> Hi Keith, Hi Phil,
> I am trying to level up a bit here and not focus on OAuth or SAML.
> When someone suggests you to use a certain technology then there is
> typically an entire context that comes with the question that led to this
> recommendation. Since we don’t know the context, it is hard to say whether
> the recommendation is reasonable.
> I think we can all agree that there are many aspects involved of making a
> technology choice. Some of those choices are business related, with the
> availability of software and with the familiarity of the concepts by those
> using the technology.
> What I also see happening again and again is that people confuse protocols
> with the deployment of protocols. Phil does this below too. Just because
> Facebook, Google & Co decide to use OAuth in some specific way does not
> mean that OAuth cannot be deployed by others in a completely different way.
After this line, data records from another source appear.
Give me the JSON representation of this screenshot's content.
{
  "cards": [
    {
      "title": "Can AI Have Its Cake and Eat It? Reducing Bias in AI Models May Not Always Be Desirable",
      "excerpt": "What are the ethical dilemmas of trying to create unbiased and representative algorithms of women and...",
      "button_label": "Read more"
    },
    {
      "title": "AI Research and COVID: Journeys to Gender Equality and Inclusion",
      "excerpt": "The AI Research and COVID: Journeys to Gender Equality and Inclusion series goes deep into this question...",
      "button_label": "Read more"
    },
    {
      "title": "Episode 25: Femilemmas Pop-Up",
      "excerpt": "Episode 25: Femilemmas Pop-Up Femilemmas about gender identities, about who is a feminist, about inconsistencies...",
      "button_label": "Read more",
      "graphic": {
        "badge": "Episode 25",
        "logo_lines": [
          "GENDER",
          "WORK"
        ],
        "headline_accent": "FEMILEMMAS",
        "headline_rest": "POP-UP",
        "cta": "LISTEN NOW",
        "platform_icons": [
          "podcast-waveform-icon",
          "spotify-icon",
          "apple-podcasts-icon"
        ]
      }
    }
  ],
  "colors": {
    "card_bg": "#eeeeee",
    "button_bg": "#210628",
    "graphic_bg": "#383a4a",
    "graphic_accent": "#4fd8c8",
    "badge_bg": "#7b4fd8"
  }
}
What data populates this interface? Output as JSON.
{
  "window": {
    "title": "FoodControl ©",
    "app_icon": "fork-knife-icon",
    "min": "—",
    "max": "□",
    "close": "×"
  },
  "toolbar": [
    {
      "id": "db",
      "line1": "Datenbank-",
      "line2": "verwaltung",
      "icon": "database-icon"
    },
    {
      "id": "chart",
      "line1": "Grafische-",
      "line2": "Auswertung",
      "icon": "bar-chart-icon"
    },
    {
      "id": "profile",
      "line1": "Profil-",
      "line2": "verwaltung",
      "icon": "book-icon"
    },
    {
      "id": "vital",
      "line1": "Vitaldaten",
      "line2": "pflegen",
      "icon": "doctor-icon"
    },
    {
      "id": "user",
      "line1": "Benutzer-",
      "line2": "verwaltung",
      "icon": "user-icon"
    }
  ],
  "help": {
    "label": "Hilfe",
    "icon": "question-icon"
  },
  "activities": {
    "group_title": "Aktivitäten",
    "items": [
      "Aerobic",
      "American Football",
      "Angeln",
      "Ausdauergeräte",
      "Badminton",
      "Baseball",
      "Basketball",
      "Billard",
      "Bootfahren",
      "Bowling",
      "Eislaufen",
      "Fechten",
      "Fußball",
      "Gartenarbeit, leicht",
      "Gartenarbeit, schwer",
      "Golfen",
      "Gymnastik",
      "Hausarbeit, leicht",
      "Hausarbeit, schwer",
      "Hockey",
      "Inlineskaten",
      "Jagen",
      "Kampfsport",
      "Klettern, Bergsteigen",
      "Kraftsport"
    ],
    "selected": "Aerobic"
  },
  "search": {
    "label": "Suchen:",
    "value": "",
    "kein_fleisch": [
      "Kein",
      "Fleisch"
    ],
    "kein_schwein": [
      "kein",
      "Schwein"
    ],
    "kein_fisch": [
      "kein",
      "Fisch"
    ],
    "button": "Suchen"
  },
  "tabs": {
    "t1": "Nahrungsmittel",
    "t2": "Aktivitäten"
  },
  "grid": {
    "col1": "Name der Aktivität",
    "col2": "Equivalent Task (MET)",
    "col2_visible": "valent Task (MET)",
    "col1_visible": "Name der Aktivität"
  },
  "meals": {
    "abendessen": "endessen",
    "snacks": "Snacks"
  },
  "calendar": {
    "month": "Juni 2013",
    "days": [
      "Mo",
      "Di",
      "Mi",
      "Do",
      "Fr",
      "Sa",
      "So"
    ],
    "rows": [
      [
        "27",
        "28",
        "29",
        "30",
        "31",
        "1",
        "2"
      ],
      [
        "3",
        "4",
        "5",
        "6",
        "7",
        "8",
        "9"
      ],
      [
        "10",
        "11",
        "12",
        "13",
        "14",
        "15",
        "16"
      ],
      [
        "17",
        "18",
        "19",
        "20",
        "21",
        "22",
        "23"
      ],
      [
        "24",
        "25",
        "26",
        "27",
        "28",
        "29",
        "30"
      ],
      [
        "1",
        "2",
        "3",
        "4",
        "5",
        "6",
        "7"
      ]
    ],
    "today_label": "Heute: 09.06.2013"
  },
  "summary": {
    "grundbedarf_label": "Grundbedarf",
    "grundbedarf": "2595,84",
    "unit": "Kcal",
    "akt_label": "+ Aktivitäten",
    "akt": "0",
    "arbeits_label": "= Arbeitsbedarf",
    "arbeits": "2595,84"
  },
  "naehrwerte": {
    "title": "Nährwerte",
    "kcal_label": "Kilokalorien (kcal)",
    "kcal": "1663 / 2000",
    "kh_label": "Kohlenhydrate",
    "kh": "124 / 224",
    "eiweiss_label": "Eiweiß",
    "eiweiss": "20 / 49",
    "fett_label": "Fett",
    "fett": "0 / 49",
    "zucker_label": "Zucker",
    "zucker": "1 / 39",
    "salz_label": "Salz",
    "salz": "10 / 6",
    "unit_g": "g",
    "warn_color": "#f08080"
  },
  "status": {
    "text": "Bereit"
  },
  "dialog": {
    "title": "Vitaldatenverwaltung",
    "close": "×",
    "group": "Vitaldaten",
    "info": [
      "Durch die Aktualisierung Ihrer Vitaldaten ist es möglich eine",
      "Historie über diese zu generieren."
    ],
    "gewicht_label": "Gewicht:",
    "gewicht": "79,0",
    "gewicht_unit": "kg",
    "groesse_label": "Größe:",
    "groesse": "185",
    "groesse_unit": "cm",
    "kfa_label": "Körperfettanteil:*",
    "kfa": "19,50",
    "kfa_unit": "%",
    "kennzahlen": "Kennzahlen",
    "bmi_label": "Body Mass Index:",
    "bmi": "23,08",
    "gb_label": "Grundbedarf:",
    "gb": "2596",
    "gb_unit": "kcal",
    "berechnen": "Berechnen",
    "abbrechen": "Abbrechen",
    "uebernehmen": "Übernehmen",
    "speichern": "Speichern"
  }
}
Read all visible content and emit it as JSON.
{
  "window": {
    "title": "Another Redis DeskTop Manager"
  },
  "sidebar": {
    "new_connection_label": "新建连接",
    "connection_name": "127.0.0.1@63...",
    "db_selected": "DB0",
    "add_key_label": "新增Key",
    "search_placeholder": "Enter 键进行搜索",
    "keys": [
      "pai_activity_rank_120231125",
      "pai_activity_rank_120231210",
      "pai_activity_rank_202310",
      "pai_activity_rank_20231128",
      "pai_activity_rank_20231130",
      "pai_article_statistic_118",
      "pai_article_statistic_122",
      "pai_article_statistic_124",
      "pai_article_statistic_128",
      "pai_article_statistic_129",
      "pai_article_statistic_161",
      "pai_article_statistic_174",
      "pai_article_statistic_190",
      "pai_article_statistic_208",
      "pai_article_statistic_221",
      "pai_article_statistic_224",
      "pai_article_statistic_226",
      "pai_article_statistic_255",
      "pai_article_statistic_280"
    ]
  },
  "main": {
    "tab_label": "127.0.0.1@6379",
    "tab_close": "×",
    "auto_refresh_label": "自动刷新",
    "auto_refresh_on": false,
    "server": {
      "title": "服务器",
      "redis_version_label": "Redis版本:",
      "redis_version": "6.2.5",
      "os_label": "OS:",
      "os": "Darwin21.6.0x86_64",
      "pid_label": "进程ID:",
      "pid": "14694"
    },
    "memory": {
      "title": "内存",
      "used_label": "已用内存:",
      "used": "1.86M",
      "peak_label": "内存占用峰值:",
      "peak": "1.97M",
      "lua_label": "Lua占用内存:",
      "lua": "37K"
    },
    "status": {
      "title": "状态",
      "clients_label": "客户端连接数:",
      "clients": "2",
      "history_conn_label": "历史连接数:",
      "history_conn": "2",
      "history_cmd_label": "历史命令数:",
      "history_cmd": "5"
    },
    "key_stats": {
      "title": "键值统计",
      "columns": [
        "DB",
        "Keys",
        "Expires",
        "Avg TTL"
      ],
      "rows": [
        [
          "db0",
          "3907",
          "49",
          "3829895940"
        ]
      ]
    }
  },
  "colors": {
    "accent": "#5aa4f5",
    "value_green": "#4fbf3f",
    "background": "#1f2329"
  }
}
I am not confused, I merely don't accept that the distinction is a useful
one. I know what HTTP and HTML were supposed to be. I also know what they
have become and that there is no way to go back.

The fact that a technology has become one of the factors in reinforcing a
duopoly position is far more relevant to the question of whether a group
should be told that they must use it than ANY aspect of the
technology itself. Yes, OAUTH is capable of supporting a different
ecosystem to the one that it has established. But when an application is
built on OAUTH, they don't get to change the ecosystem.

It is the same in PKI. There is absolutely nothing stopping anyone from
implementing the PGP Web of Trust in X.509. Mark Shuttleworth actually got
pretty far in doing just that. But nobody is ever going to be able to use
that system because there are simply too many assumptions about how the
formats are used built into the deployed infrastructure.

Unfortunately, I don’t see how any of this relates to the diversity
> discussion. I would therefore suggest to move this discussion to the OAuth
> group. There are so many aspects in Phil’s email that require
> clarifications...

If you noticed, I had actually broadened the issue of folk insisting on
their technology being used to include the SPF/DKIM experience which was
quite different.

What I think some of the grownups need to start thinking about is just what
is going to be happening over the next five to ten years as various
politicians decide to wield anti-trust against what they are now calling
big tech. The ostrich strategy that has worked so far is not likely to work
for very much longer.

Google and Facebook in particular would be well advised to start sending
lawyers to all the standards meetings in which they participate. Or at the
very least the ones that are being attended by lawyers who work for the FTC
and EU anti-trust divisions.